[Recorded data]
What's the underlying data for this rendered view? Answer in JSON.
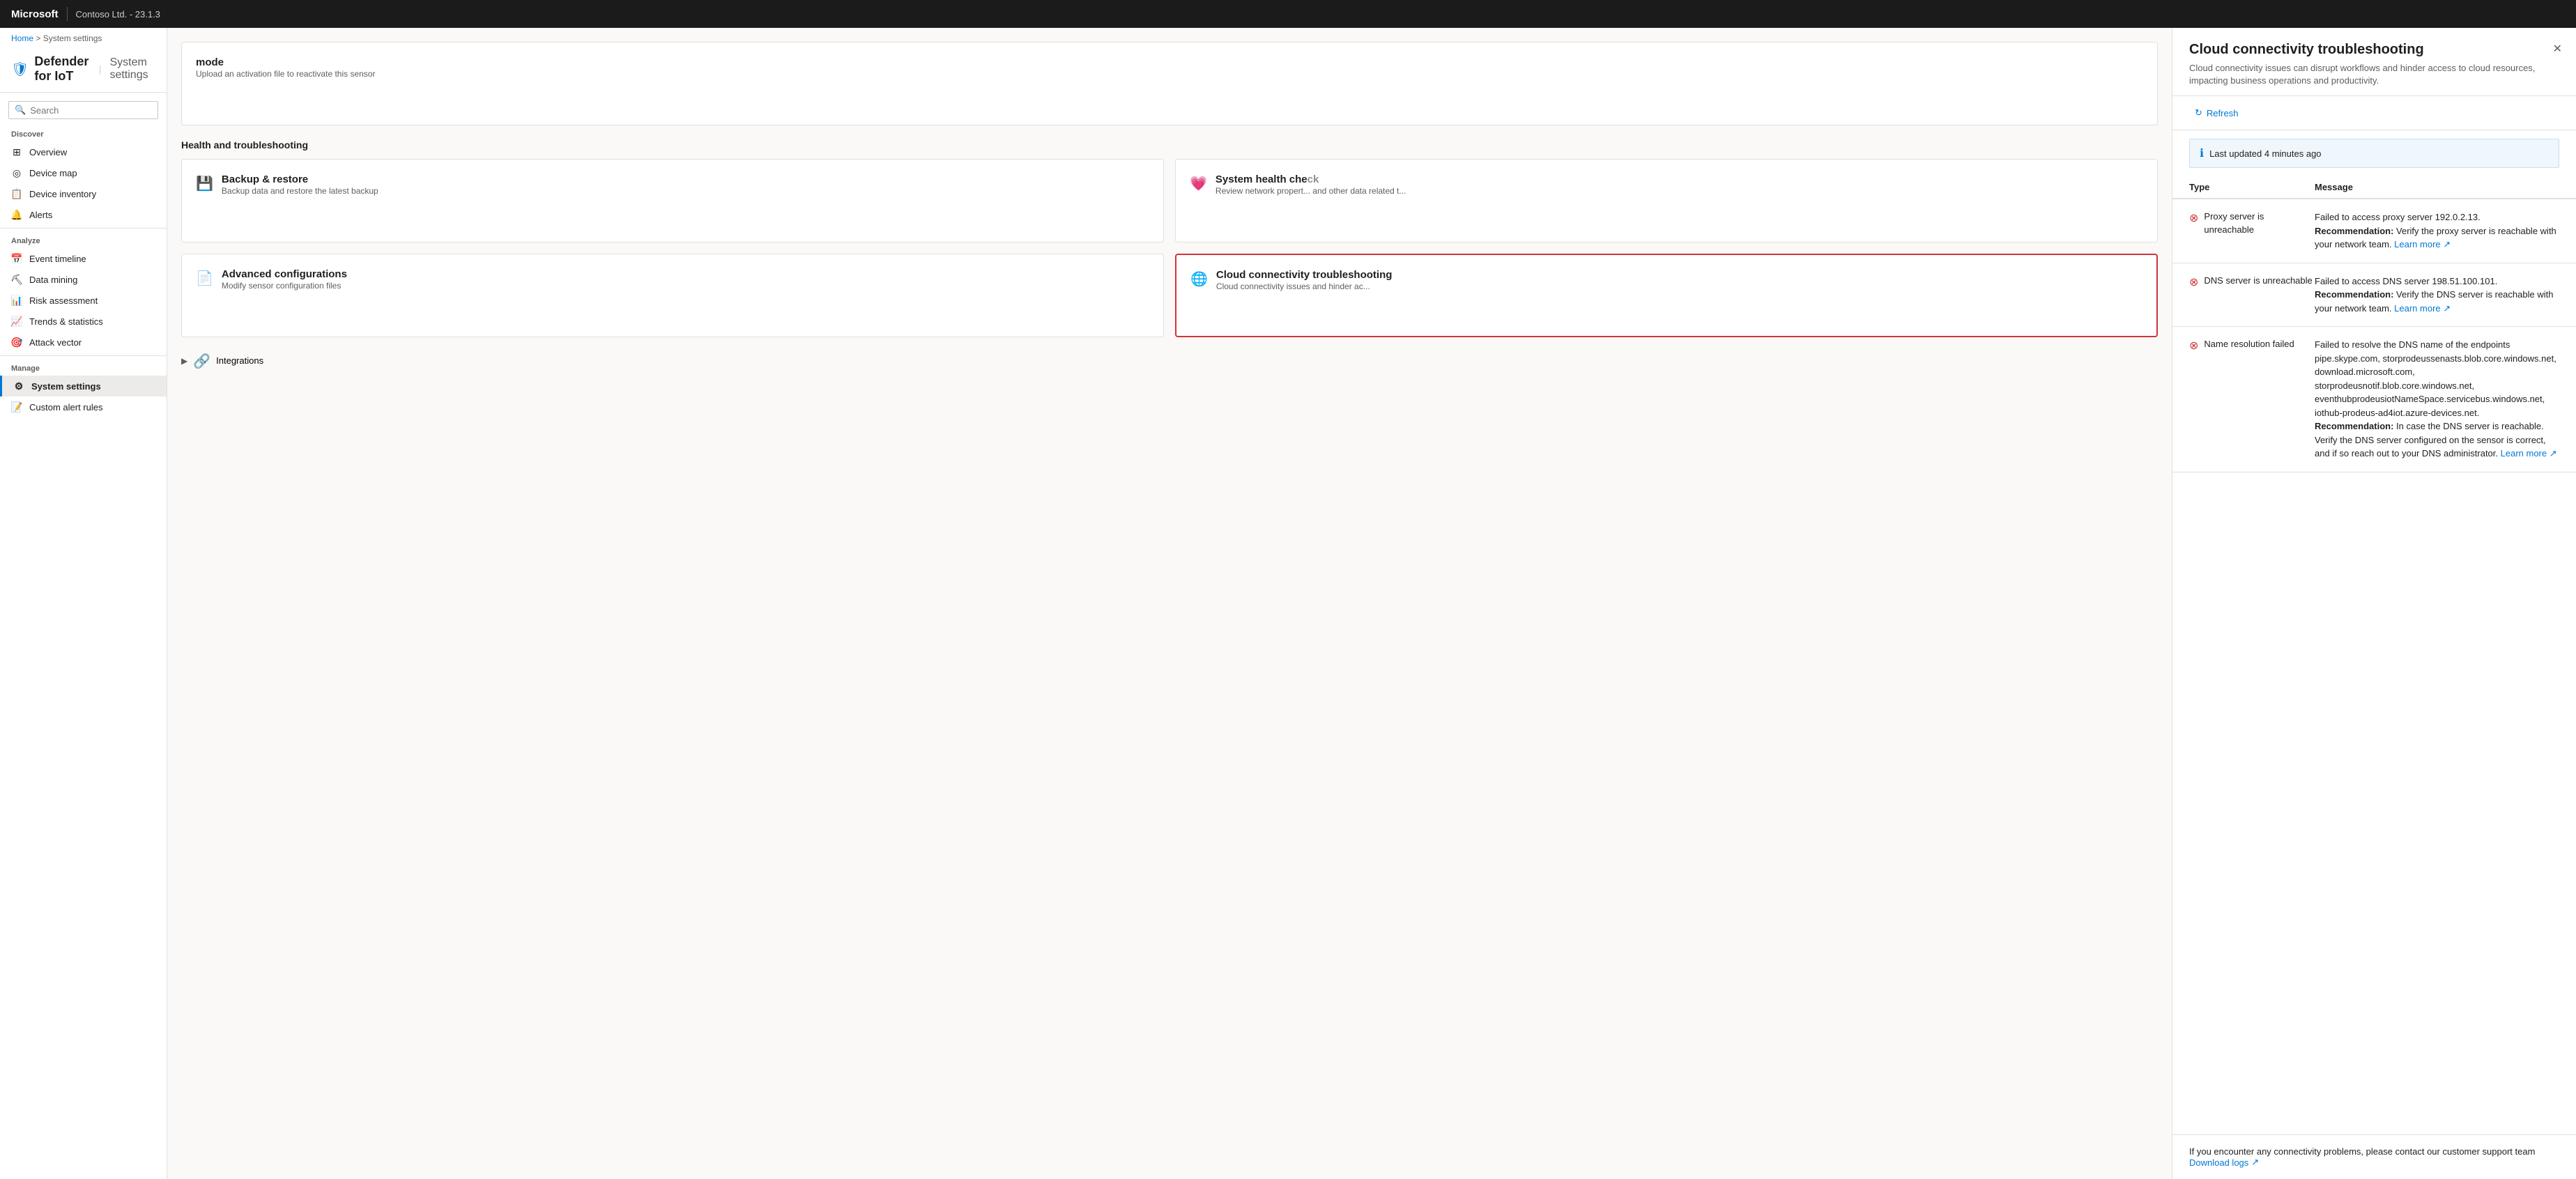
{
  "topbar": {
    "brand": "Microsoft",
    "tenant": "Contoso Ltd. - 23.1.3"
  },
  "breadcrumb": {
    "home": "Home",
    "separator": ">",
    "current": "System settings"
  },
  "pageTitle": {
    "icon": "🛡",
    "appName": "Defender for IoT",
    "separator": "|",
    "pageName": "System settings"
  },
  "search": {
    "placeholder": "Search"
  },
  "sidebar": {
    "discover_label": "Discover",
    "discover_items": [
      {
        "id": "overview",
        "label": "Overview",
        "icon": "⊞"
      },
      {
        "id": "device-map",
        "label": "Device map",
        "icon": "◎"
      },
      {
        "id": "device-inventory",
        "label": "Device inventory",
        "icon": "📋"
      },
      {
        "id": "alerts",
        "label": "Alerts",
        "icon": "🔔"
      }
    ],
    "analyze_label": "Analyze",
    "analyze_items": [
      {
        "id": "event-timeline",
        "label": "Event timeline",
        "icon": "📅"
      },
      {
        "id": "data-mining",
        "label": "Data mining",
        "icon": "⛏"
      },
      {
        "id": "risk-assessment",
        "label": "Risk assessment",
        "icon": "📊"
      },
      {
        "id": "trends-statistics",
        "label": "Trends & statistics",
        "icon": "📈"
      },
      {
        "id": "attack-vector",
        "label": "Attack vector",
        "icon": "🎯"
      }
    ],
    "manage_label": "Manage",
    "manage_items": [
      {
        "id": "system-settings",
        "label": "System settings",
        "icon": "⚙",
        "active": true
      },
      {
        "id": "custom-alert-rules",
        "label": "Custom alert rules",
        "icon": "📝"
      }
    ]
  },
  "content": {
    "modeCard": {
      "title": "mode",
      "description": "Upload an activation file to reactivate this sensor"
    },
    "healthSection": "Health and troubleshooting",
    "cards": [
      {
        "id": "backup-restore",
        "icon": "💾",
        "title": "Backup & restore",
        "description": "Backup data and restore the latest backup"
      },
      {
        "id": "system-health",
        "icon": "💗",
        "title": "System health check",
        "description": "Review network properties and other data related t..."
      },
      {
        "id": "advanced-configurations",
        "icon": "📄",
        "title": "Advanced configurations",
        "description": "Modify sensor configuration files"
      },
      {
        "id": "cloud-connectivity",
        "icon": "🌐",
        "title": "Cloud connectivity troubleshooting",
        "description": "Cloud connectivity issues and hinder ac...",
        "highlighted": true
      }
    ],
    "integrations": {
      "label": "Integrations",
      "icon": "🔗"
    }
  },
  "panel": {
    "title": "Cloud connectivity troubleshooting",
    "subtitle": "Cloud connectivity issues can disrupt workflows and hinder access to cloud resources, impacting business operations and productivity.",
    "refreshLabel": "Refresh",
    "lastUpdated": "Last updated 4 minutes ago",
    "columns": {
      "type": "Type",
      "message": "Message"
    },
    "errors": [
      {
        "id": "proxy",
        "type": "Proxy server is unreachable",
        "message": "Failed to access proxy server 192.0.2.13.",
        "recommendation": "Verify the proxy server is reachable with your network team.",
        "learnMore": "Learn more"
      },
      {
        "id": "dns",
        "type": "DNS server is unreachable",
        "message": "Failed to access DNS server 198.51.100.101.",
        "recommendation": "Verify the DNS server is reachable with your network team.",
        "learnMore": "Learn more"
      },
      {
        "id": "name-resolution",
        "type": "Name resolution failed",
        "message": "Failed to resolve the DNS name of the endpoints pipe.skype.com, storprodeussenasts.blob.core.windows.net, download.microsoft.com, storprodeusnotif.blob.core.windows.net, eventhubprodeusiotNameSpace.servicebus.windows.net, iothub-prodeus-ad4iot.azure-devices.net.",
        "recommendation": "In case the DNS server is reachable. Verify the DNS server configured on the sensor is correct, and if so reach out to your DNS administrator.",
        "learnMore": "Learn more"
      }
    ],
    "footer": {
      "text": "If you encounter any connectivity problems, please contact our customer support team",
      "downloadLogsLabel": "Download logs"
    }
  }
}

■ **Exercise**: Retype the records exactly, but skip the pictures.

■ **Result of the task**:
What's the underlying data for this rendered view? Answer in JSON.
{
  "topbar": {
    "brand": "Microsoft",
    "tenant": "Contoso Ltd. - 23.1.3"
  },
  "breadcrumb": {
    "home": "Home",
    "separator": ">",
    "current": "System settings"
  },
  "pageTitle": {
    "icon": "🛡",
    "appName": "Defender for IoT",
    "separator": "|",
    "pageName": "System settings"
  },
  "search": {
    "placeholder": "Search"
  },
  "sidebar": {
    "discover_label": "Discover",
    "discover_items": [
      {
        "id": "overview",
        "label": "Overview",
        "icon": "⊞"
      },
      {
        "id": "device-map",
        "label": "Device map",
        "icon": "◎"
      },
      {
        "id": "device-inventory",
        "label": "Device inventory",
        "icon": "📋"
      },
      {
        "id": "alerts",
        "label": "Alerts",
        "icon": "🔔"
      }
    ],
    "analyze_label": "Analyze",
    "analyze_items": [
      {
        "id": "event-timeline",
        "label": "Event timeline",
        "icon": "📅"
      },
      {
        "id": "data-mining",
        "label": "Data mining",
        "icon": "⛏"
      },
      {
        "id": "risk-assessment",
        "label": "Risk assessment",
        "icon": "📊"
      },
      {
        "id": "trends-statistics",
        "label": "Trends & statistics",
        "icon": "📈"
      },
      {
        "id": "attack-vector",
        "label": "Attack vector",
        "icon": "🎯"
      }
    ],
    "manage_label": "Manage",
    "manage_items": [
      {
        "id": "system-settings",
        "label": "System settings",
        "icon": "⚙",
        "active": true
      },
      {
        "id": "custom-alert-rules",
        "label": "Custom alert rules",
        "icon": "📝"
      }
    ]
  },
  "content": {
    "modeCard": {
      "title": "mode",
      "description": "Upload an activation file to reactivate this sensor"
    },
    "healthSection": "Health and troubleshooting",
    "cards": [
      {
        "id": "backup-restore",
        "icon": "💾",
        "title": "Backup & restore",
        "description": "Backup data and restore the latest backup"
      },
      {
        "id": "system-health",
        "icon": "💗",
        "title": "System health check",
        "description": "Review network properties and other data related t..."
      },
      {
        "id": "advanced-configurations",
        "icon": "📄",
        "title": "Advanced configurations",
        "description": "Modify sensor configuration files"
      },
      {
        "id": "cloud-connectivity",
        "icon": "🌐",
        "title": "Cloud connectivity troubleshooting",
        "description": "Cloud connectivity issues and hinder ac...",
        "highlighted": true
      }
    ],
    "integrations": {
      "label": "Integrations",
      "icon": "🔗"
    }
  },
  "panel": {
    "title": "Cloud connectivity troubleshooting",
    "subtitle": "Cloud connectivity issues can disrupt workflows and hinder access to cloud resources, impacting business operations and productivity.",
    "refreshLabel": "Refresh",
    "lastUpdated": "Last updated 4 minutes ago",
    "columns": {
      "type": "Type",
      "message": "Message"
    },
    "errors": [
      {
        "id": "proxy",
        "type": "Proxy server is unreachable",
        "message": "Failed to access proxy server 192.0.2.13.",
        "recommendation": "Verify the proxy server is reachable with your network team.",
        "learnMore": "Learn more"
      },
      {
        "id": "dns",
        "type": "DNS server is unreachable",
        "message": "Failed to access DNS server 198.51.100.101.",
        "recommendation": "Verify the DNS server is reachable with your network team.",
        "learnMore": "Learn more"
      },
      {
        "id": "name-resolution",
        "type": "Name resolution failed",
        "message": "Failed to resolve the DNS name of the endpoints pipe.skype.com, storprodeussenasts.blob.core.windows.net, download.microsoft.com, storprodeusnotif.blob.core.windows.net, eventhubprodeusiotNameSpace.servicebus.windows.net, iothub-prodeus-ad4iot.azure-devices.net.",
        "recommendation": "In case the DNS server is reachable. Verify the DNS server configured on the sensor is correct, and if so reach out to your DNS administrator.",
        "learnMore": "Learn more"
      }
    ],
    "footer": {
      "text": "If you encounter any connectivity problems, please contact our customer support team",
      "downloadLogsLabel": "Download logs"
    }
  }
}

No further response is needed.